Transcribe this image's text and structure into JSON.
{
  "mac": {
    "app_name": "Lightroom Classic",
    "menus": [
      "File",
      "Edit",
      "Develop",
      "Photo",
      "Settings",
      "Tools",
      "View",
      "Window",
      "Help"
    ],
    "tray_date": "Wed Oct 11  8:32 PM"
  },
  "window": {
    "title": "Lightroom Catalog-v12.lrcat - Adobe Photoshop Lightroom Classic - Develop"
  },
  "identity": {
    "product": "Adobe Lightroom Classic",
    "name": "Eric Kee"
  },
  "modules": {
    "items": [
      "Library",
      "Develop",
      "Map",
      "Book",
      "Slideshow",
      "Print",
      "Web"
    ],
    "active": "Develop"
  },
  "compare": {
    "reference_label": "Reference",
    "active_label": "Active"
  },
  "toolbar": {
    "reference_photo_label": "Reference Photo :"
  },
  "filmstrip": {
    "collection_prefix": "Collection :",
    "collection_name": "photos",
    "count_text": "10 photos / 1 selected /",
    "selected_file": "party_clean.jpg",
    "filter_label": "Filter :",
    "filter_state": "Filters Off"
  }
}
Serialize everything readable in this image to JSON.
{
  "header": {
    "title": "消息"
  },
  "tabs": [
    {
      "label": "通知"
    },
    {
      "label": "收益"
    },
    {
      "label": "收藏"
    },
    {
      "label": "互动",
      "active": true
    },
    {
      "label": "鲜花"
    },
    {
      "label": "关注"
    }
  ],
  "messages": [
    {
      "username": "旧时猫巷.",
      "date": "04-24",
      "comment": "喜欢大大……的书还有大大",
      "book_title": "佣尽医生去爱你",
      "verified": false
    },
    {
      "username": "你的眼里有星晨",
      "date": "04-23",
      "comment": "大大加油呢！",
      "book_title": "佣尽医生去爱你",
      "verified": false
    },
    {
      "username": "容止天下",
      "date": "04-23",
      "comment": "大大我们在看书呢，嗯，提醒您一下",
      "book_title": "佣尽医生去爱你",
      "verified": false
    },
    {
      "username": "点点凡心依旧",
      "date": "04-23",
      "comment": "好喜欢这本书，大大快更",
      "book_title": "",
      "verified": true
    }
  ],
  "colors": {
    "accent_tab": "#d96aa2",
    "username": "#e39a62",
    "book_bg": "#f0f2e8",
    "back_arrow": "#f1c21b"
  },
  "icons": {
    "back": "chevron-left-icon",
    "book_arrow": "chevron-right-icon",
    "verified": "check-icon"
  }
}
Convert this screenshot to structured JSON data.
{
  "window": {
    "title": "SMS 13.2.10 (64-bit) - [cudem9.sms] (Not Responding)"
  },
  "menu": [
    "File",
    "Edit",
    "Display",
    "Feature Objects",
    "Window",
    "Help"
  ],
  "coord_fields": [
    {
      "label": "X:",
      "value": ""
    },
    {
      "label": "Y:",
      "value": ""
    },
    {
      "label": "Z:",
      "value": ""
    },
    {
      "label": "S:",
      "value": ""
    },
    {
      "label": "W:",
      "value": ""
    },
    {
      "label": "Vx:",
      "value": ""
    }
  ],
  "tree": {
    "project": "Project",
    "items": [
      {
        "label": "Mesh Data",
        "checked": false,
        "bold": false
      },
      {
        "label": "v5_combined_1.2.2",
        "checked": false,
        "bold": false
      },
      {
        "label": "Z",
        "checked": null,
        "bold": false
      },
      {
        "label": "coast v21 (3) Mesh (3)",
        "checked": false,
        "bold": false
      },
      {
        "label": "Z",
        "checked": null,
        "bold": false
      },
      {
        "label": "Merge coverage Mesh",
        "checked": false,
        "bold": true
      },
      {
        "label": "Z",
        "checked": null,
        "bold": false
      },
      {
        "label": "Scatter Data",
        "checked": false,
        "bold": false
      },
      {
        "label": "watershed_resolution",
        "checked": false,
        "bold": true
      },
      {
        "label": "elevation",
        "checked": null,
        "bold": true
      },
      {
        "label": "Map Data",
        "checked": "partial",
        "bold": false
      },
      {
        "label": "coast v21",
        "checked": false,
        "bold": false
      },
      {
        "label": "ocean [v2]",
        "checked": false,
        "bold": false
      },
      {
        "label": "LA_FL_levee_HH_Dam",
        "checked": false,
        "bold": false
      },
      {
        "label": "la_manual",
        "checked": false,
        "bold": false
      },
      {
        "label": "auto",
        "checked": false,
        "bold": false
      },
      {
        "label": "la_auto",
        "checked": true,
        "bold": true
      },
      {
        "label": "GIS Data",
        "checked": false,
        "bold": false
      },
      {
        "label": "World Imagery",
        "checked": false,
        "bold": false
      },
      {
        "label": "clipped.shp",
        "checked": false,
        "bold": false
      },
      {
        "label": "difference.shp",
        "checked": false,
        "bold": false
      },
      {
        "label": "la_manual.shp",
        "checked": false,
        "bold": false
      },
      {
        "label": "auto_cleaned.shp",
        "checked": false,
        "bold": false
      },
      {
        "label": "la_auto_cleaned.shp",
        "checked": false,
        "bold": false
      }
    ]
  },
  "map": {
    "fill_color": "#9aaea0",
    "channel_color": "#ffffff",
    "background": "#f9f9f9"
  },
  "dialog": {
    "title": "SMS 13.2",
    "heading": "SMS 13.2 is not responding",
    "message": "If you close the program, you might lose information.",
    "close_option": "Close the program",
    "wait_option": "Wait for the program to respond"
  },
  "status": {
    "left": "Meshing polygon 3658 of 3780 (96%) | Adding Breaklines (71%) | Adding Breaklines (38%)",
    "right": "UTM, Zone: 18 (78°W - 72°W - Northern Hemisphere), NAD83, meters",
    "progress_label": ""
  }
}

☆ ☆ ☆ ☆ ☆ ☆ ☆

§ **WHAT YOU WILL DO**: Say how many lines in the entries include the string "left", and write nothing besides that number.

§ **WRITTEN ANSWER**: 2